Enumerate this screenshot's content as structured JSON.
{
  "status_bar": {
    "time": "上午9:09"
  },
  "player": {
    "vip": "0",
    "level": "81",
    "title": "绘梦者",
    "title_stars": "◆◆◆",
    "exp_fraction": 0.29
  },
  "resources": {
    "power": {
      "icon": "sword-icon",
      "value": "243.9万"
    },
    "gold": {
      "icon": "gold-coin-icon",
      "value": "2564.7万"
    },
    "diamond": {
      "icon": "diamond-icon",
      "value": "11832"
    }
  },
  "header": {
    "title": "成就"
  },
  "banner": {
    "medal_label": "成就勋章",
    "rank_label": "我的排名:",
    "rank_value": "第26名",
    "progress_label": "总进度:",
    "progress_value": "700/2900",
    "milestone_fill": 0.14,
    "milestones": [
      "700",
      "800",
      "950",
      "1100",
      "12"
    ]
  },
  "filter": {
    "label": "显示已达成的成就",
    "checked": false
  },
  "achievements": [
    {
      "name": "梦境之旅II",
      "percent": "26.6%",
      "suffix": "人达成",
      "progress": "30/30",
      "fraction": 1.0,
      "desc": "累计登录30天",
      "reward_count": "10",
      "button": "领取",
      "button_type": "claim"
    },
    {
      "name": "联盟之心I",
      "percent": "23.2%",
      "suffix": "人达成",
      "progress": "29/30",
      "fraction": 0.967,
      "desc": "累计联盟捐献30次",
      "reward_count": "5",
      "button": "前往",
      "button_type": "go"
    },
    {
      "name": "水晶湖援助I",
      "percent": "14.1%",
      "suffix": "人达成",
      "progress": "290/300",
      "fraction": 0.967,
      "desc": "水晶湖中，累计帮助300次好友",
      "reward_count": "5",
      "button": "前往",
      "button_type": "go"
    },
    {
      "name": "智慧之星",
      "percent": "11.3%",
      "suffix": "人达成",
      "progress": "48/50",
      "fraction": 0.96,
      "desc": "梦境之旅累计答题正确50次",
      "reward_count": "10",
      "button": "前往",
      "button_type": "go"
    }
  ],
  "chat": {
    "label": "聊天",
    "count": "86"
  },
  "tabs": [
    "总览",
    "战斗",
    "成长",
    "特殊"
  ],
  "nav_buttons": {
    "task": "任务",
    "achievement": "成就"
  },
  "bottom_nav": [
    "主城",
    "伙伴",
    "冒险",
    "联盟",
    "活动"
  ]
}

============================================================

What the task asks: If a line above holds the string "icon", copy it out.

Expected answer:
      "icon": "sword-icon",
      "icon": "gold-coin-icon",
      "icon": "diamond-icon",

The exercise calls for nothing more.